*ABOUT THIS TASK*. From the entries below, count the lines with "text". Write only the count.
=== EXTRACTED RECORDS ===
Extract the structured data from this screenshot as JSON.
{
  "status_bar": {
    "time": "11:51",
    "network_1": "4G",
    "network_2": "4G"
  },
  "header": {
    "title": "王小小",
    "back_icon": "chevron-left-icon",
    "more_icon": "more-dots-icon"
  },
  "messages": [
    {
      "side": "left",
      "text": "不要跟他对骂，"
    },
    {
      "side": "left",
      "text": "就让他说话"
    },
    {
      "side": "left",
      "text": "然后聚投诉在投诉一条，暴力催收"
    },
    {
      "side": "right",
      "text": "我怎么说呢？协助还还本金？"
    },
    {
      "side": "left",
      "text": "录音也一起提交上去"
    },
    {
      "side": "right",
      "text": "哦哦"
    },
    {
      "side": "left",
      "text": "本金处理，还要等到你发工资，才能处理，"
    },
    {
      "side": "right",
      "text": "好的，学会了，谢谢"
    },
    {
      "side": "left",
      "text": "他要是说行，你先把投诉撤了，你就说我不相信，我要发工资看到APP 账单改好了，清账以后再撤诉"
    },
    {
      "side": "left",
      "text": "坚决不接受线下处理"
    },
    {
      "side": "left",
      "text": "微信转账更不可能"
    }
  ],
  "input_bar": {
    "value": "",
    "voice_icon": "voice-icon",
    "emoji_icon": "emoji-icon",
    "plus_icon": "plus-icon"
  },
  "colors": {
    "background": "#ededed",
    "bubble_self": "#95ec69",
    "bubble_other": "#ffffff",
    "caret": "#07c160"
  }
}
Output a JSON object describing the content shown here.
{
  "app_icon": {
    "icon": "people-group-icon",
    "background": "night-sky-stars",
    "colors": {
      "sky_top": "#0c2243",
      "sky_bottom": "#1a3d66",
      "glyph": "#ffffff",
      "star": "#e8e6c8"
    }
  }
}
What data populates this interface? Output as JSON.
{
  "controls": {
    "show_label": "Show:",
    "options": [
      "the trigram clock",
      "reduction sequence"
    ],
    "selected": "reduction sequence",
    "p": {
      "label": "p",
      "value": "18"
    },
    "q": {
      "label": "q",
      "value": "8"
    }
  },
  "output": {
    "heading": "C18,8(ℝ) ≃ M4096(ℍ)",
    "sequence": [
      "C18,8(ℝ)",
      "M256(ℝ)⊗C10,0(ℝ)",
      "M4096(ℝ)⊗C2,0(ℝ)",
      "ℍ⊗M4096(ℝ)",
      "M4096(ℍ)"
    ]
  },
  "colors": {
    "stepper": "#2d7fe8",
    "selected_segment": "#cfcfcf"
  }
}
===
*RESPONSE TO THIS EXERCISE*. 11